23. Till now having three equally ranked Service Chiefs and each service having its own set of commands, which are not even co-located, may have been a compulsion considering the geography/ terrain, peculiarities of borders, conventional and sub conventional challenges. In the future with extension of domain of warfare, there is a need to objectively look at reorganisation of top military hierarchy.

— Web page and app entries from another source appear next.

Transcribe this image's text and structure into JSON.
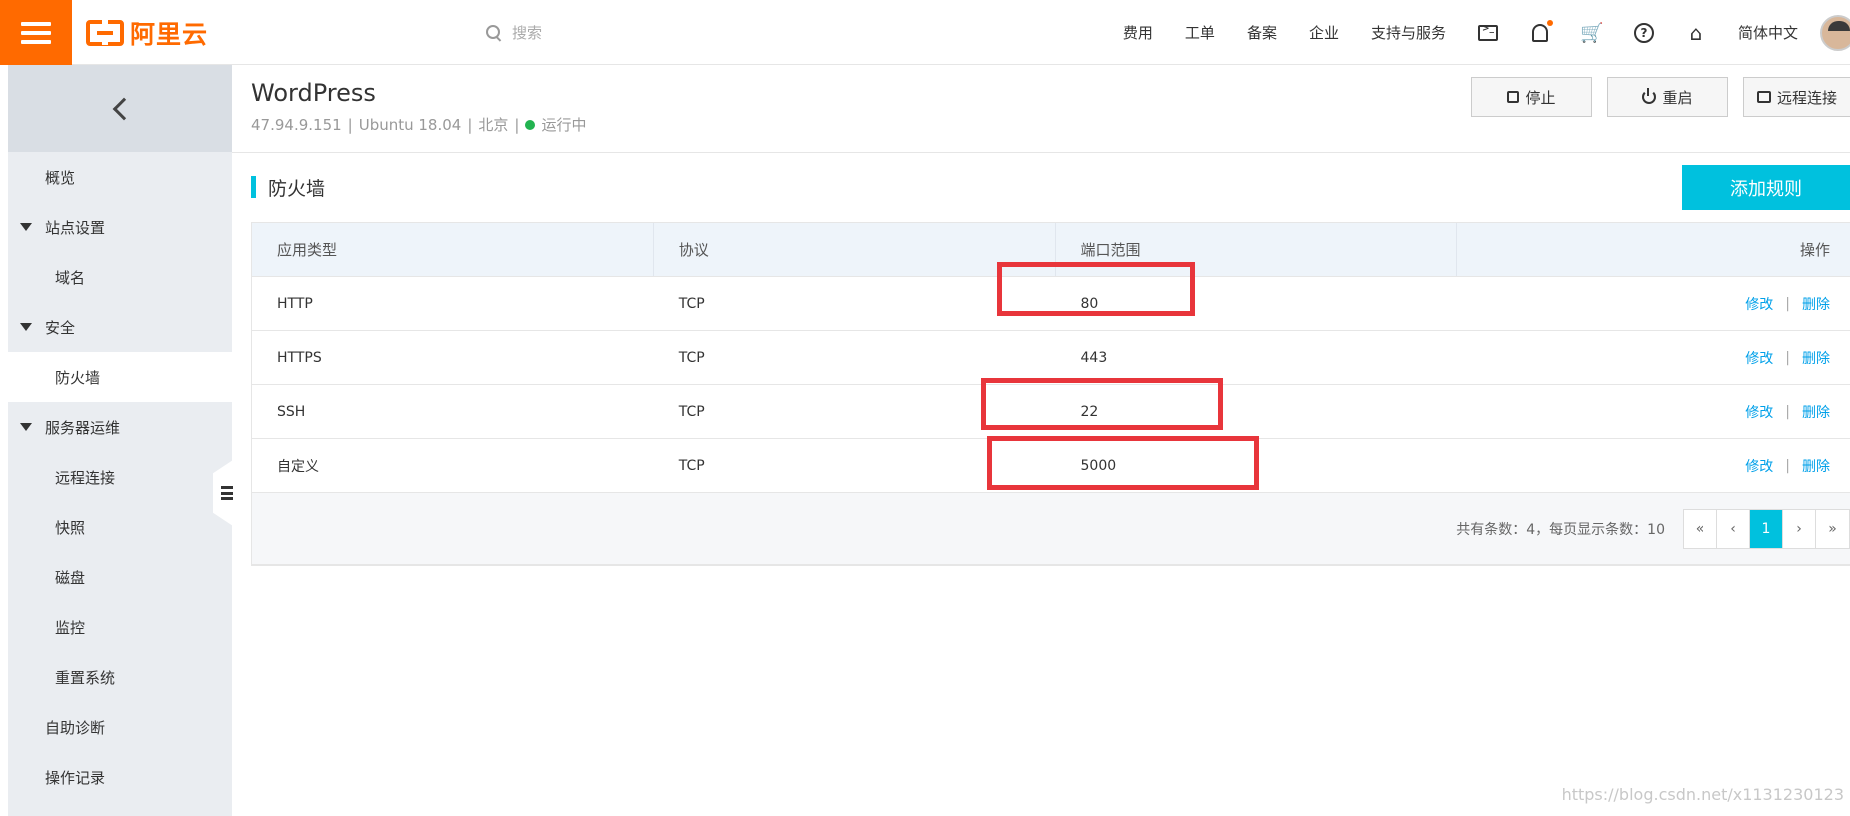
{
  "topbar": {
    "brand": "阿里云",
    "search_placeholder": "搜索",
    "nav": [
      "费用",
      "工单",
      "备案",
      "企业",
      "支持与服务"
    ],
    "language": "简体中文",
    "icons": [
      "terminal-icon",
      "bell-icon",
      "cart-icon",
      "help-icon",
      "home-icon"
    ],
    "accent_color": "#ff6a00"
  },
  "sidebar": {
    "items": [
      {
        "label": "概览",
        "type": "item"
      },
      {
        "label": "站点设置",
        "type": "group"
      },
      {
        "label": "域名",
        "type": "sub"
      },
      {
        "label": "安全",
        "type": "group"
      },
      {
        "label": "防火墙",
        "type": "sub",
        "active": true
      },
      {
        "label": "服务器运维",
        "type": "group"
      },
      {
        "label": "远程连接",
        "type": "sub"
      },
      {
        "label": "快照",
        "type": "sub"
      },
      {
        "label": "磁盘",
        "type": "sub"
      },
      {
        "label": "监控",
        "type": "sub"
      },
      {
        "label": "重置系统",
        "type": "sub"
      },
      {
        "label": "自助诊断",
        "type": "item"
      },
      {
        "label": "操作记录",
        "type": "item"
      }
    ]
  },
  "header": {
    "title": "WordPress",
    "ip": "47.94.9.151",
    "os": "Ubuntu 18.04",
    "region": "北京",
    "status": "运行中",
    "sep": "|",
    "buttons": {
      "stop": "停止",
      "restart": "重启",
      "remote": "远程连接"
    }
  },
  "firewall": {
    "title": "防火墙",
    "add_button": "添加规则",
    "columns": [
      "应用类型",
      "协议",
      "端口范围",
      "操作"
    ],
    "rows": [
      {
        "type": "HTTP",
        "protocol": "TCP",
        "port": "80"
      },
      {
        "type": "HTTPS",
        "protocol": "TCP",
        "port": "443"
      },
      {
        "type": "SSH",
        "protocol": "TCP",
        "port": "22"
      },
      {
        "type": "自定义",
        "protocol": "TCP",
        "port": "5000"
      }
    ],
    "actions": {
      "edit": "修改",
      "sep": "|",
      "delete": "删除"
    },
    "pager": {
      "info": "共有条数：4，每页显示条数：10",
      "first": "«",
      "prev": "‹",
      "current": "1",
      "next": "›",
      "last": "»"
    },
    "accent_color": "#00c1de",
    "link_color": "#00a0e9",
    "highlight_color": "#e8353b"
  },
  "watermark": "https://blog.csdn.net/x1131230123"
}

24. It is somehow clear that coordination is not our strength. One way or the other we have to be marshaled towards a common good rather than having the individual shortsightedness. We have to possess synergised planning and have a seamless coordination amongst our services. A CDS beyond doubt will streamline not only our existing resources but also the planning in terms of future acquisitions would be unbiased and fair. Armed forces do not fight wars every day and neither are they involved in crises so frequently, it is the preparation for crisis that is as critical. For that there is a need to go beyond the single service needs of ego and one-upmanship. Even if we adopt meaningful reforms today, it will take at least five years for the idea to sink in, in the minds of junior leaders, commanders and the troops, thus it is in our best interest that we take that step sooner rather than later.

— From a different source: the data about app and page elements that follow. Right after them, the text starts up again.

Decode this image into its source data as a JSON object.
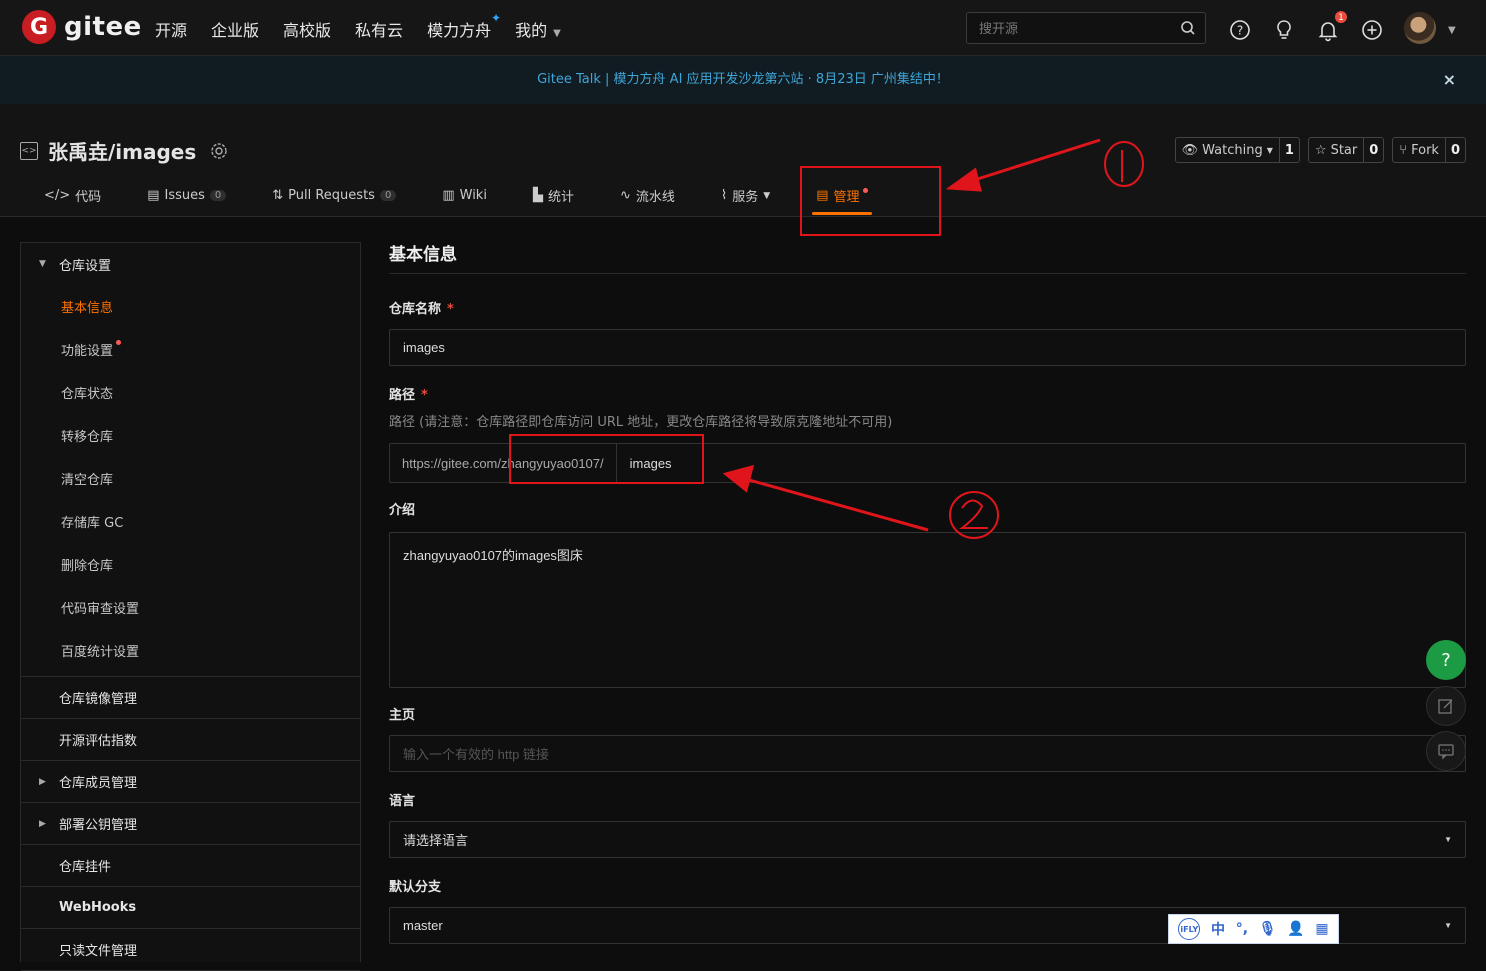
{
  "topbar": {
    "logo_text": "gitee",
    "nav": [
      {
        "label": "开源"
      },
      {
        "label": "企业版"
      },
      {
        "label": "高校版"
      },
      {
        "label": "私有云"
      },
      {
        "label": "模力方舟"
      },
      {
        "label": "我的"
      }
    ],
    "search_placeholder": "搜开源",
    "notification_count": "1"
  },
  "banner": {
    "text": "Gitee Talk | 模力方舟 AI 应用开发沙龙第六站 · 8月23日 广州集结中！",
    "close": "×"
  },
  "repo": {
    "title": "张禹垚/images",
    "actions": {
      "watch_label": "Watching",
      "watch_count": "1",
      "star_label": "Star",
      "star_count": "0",
      "fork_label": "Fork",
      "fork_count": "0"
    },
    "tabs": [
      {
        "label": "代码",
        "count": ""
      },
      {
        "label": "Issues",
        "count": "0"
      },
      {
        "label": "Pull Requests",
        "count": "0"
      },
      {
        "label": "Wiki",
        "count": ""
      },
      {
        "label": "统计",
        "count": ""
      },
      {
        "label": "流水线",
        "count": ""
      },
      {
        "label": "服务",
        "count": ""
      },
      {
        "label": "管理",
        "count": ""
      }
    ]
  },
  "sidebar": {
    "section_main": "仓库设置",
    "items": [
      {
        "label": "基本信息"
      },
      {
        "label": "功能设置"
      },
      {
        "label": "仓库状态"
      },
      {
        "label": "转移仓库"
      },
      {
        "label": "清空仓库"
      },
      {
        "label": "存储库 GC"
      },
      {
        "label": "删除仓库"
      },
      {
        "label": "代码审查设置"
      },
      {
        "label": "百度统计设置"
      }
    ],
    "sections": [
      {
        "label": "仓库镜像管理"
      },
      {
        "label": "开源评估指数"
      },
      {
        "label": "仓库成员管理"
      },
      {
        "label": "部署公钥管理"
      },
      {
        "label": "仓库挂件"
      },
      {
        "label": "WebHooks"
      },
      {
        "label": "只读文件管理"
      }
    ]
  },
  "form": {
    "heading": "基本信息",
    "name_label": "仓库名称",
    "name_value": "images",
    "required_mark": "*",
    "path_label": "路径",
    "path_hint": "路径 (请注意：仓库路径即仓库访问 URL 地址，更改仓库路径将导致原克隆地址不可用)",
    "path_prefix": "https://gitee.com/zhangyuyao0107/",
    "path_value": "images",
    "desc_label": "介绍",
    "desc_value": "zhangyuyao0107的images图床",
    "homepage_label": "主页",
    "homepage_placeholder": "输入一个有效的 http 链接",
    "language_label": "语言",
    "language_value": "请选择语言",
    "branch_label": "默认分支",
    "branch_value": "master"
  },
  "float": {
    "help": "?"
  },
  "ime": {
    "zh": "中"
  },
  "colors": {
    "accent": "#fe7300",
    "annotation": "#e0151b",
    "link": "#3ea6d8",
    "help_green": "#1d9b44"
  }
}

“Act as if it is impossible to fail.”
– Carl Jung
25. Structural reform of our armed forces is a necessity. Our basic structure, with the exception of a few tepid changes, remains what we inherited from the British close to 70 years ago. Turf protection and sharing or reduction of power is alien to any military force and the Indian Armed Forces are no exception. At the same time, major changes largely occur due to political acceptance of the necessity for reform for improved performance in the national security requirements. The Goldwater Nichols Department of Defence Reorganization Act of 1986 was enacted primarily to improve the ability of U.S. armed forces to conduct joint and combined operations in the field, and secondarily to improve the DoD budget process. The Navy and Marine Corps had vehemently objected to this reform but the act was deemed necessary for cohesion and was thus passed.
26. On the same lines, it is strongly recommended that the present political dispensation takes a decision to reform the military without the so called ‘political consensus’. The demonitisation decision demonstrated the political will to take a decision without resorting to political consensus, so for national security, a similar decision is justified. The CDS will bring greater synergy, coordination and integration to the forces, provide valuable advice to the political leadership and develop jointmanship to deliver better outputs.